But, it will be a big challenge for the UPA and other anti-BJP political parties if they are able to defeat the NDA because the slogan of Hindutva and India as a Hindu state has permeated deep inside the Indian society and state of India. To reverse the tide of Hindu nationalism and restore the glory of Indian democracy and secularism will certainly be an uphill task.
There is a two-pronged qualitative difference between India and Pakistan. First, unlike Pakistan, which has been under authoritarian-military dictatorship for almost three decades, India has sustained its democratic process. Except for three years, 1974-1977 when emergency was imposed during the tenure of then prime minister Indira Gandhi, there has been no rupture in the Indian political process.

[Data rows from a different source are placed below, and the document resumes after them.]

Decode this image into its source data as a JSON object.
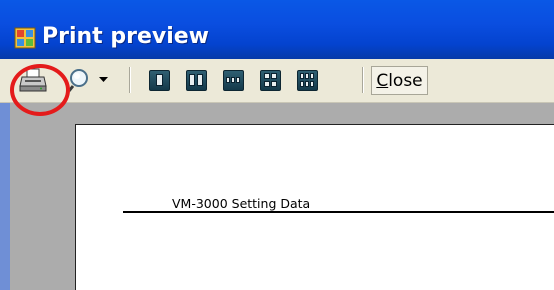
{
  "window": {
    "title": "Print preview"
  },
  "toolbar": {
    "print_icon": "printer-icon",
    "zoom_icon": "magnifier-icon",
    "zoom_dropdown_icon": "chevron-down-icon",
    "page_layout_icons": [
      "one-page-icon",
      "two-pages-icon",
      "three-pages-icon",
      "four-pages-icon",
      "six-pages-icon"
    ],
    "close_label_underlined": "C",
    "close_label_rest": "lose"
  },
  "document": {
    "heading": "VM-3000 Setting Data"
  },
  "annotation": {
    "color": "#e41b1b"
  },
  "colors": {
    "titlebar": "#0a4ee0",
    "toolbar": "#ece9d8",
    "workarea": "#acacac"
  }
}
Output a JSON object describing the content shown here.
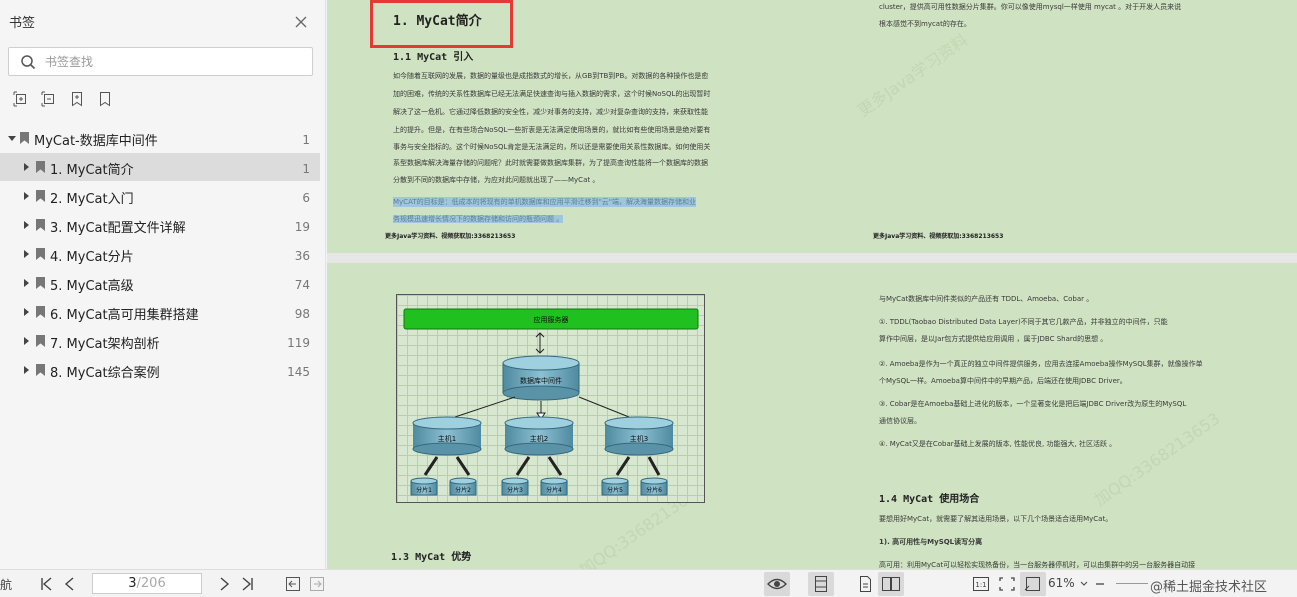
{
  "sidebar": {
    "title": "书签",
    "search_placeholder": "书签查找",
    "tree": [
      {
        "label": "MyCat-数据库中间件",
        "page": "1",
        "level": 0,
        "expanded": true
      },
      {
        "label": "1. MyCat简介",
        "page": "1",
        "level": 1,
        "selected": true
      },
      {
        "label": "2. MyCat入门",
        "page": "6",
        "level": 1
      },
      {
        "label": "3. MyCat配置文件详解",
        "page": "19",
        "level": 1
      },
      {
        "label": "4. MyCat分片",
        "page": "36",
        "level": 1
      },
      {
        "label": "5. MyCat高级",
        "page": "74",
        "level": 1
      },
      {
        "label": "6. MyCat高可用集群搭建",
        "page": "98",
        "level": 1
      },
      {
        "label": "7. MyCat架构剖析",
        "page": "119",
        "level": 1
      },
      {
        "label": "8. MyCat综合案例",
        "page": "145",
        "level": 1
      }
    ]
  },
  "doc": {
    "page1_left": {
      "heading": "1. MyCat简介",
      "sub": "1.1 MyCat 引入",
      "lines": [
        "如今随着互联网的发展，数据的量级也是成指数式的增长，从GB到TB到PB。对数据的各种操作也是愈",
        "加的困难，传统的关系性数据库已经无法满足快速查询与插入数据的需求，这个时候NoSQL的出现暂时",
        "解决了这一危机。它通过降低数据的安全性，减少对事务的支持，减少对复杂查询的支持，来获取性能",
        "上的提升。但是，在有些场合NoSQL一些折衷是无法满足使用场景的，就比如有些使用场景是绝对要有",
        "事务与安全指标的。这个时候NoSQL肯定是无法满足的，所以还是需要使用关系性数据库。如何使用关",
        "系型数据库解决海量存储的问题呢？此时就需要做数据库集群，为了提高查询性能将一个数据库的数据",
        "分散到不同的数据库中存储，为应对此问题就出现了——MyCat 。"
      ],
      "goal1": "MyCAT的目标是：低成本的将现有的单机数据库和应用平滑迁移到\"云\"端，解决海量数据存储和业",
      "goal2": "务规模迅速增长情况下的数据存储和访问的瓶颈问题 。",
      "footer": "更多Java学习资料、视频获取加:3368213653"
    },
    "page1_right": {
      "lines": [
        "cluster，提供高可用性数据分片集群。你可以像使用mysql一样使用 mycat 。对于开发人员来说",
        "根本感觉不到mycat的存在。"
      ],
      "footer": "更多Java学习资料、视频获取加:3368213653"
    },
    "page2_left": {
      "diagram": {
        "app_server": "应用服务器",
        "middleware": "数据库中间件",
        "hosts": [
          "主机1",
          "主机2",
          "主机3"
        ],
        "shards": [
          "分片1",
          "分片2",
          "分片3",
          "分片4",
          "分片5",
          "分片6"
        ]
      },
      "sub": "1.3 MyCat 优势"
    },
    "page2_right": {
      "p1": "与MyCat数据库中间件类似的产品还有 TDDL、Amoeba、Cobar 。",
      "p2a": "①. TDDL(Taobao Distributed Data Layer)不同于其它几款产品，并非独立的中间件，只能",
      "p2b": "算作中间层，是以Jar包方式提供给应用调用 ，属于JDBC Shard的思想 。",
      "p3a": "②. Amoeba是作为一个真正的独立中间件提供服务，应用去连接Amoeba操作MySQL集群，就像操作单",
      "p3b": "个MySQL一样。Amoeba算中间件中的早期产品，后端还在使用JDBC Driver。",
      "p4a": "③. Cobar是在Amoeba基础上进化的版本，一个显著变化是把后端JDBC Driver改为原生的MySQL",
      "p4b": "通信协议层。",
      "p5": "④. MyCat又是在Cobar基础上发展的版本, 性能优良, 功能强大, 社区活跃 。",
      "sub": "1.4 MyCat 使用场合",
      "p6": "要想用好MyCat，就需要了解其适用场景，以下几个场景适合适用MyCat。",
      "p7": "1). 高可用性与MySQL读写分离",
      "p8": "高可用：利用MyCat可以轻松实现热备份，当一台服务器停机时，可以由集群中的另一台服务器自动接"
    },
    "watermarks": [
      "更多Java学习资料",
      "加QQ:3368213653",
      "加QQ:3368213653"
    ]
  },
  "bottombar": {
    "nav_label": "航",
    "current_page": "3",
    "total_pages": "/206",
    "zoom": "61%",
    "brand": "@稀土掘金技术社区"
  },
  "colors": {
    "page_bg": "#cfe2c1",
    "highlight": "#9fc6df",
    "red_box": "#e53935",
    "app_server_green": "#22bb22"
  }
}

Second, unlike Pakistan which became part of the Western alliance system since the early 1950s and got the status of a frontline state, India pursued a policy of non-alignment. However, India became a beneficiary of disintegration of the Soviet Union and the end of the Cold War when mending fences in Indo-US relations became a reality and Washington, unlike the past, emerged as a major backer of New Delhi against challenging the Chinese power ambitions in Asia. But, the qualitative difference between India and Pakistan is now disappearing with the rise of Hindu nationalism, jingoism and intolerance vis-à-vis religious minorities.
During the election campaign, Prime Minister Narendra Modi is openly praising the military so as to give the impression of developing a close nexus with those whose constitutional domain is to protect India’s external frontiers.
Is India emerging as a deep state where sooner or later military will have a substantial influence on political matters? Alarmists argue that the Shiv Sena’s penetration in the rank and file of India military through its own ‘military academies’ if allowed to continue will transform India as a deep state where democracy, secularism and religious tolerance will be things of the past.
The Indian Army will be transformed as a Hindu army subservient to the BJP and its Hindu extremist allies. In that scenario, one cannot rule out the process of Indian disintegration because a major source of Indian unity has been its strong democratic institutions, its diversity and secular mode of governance.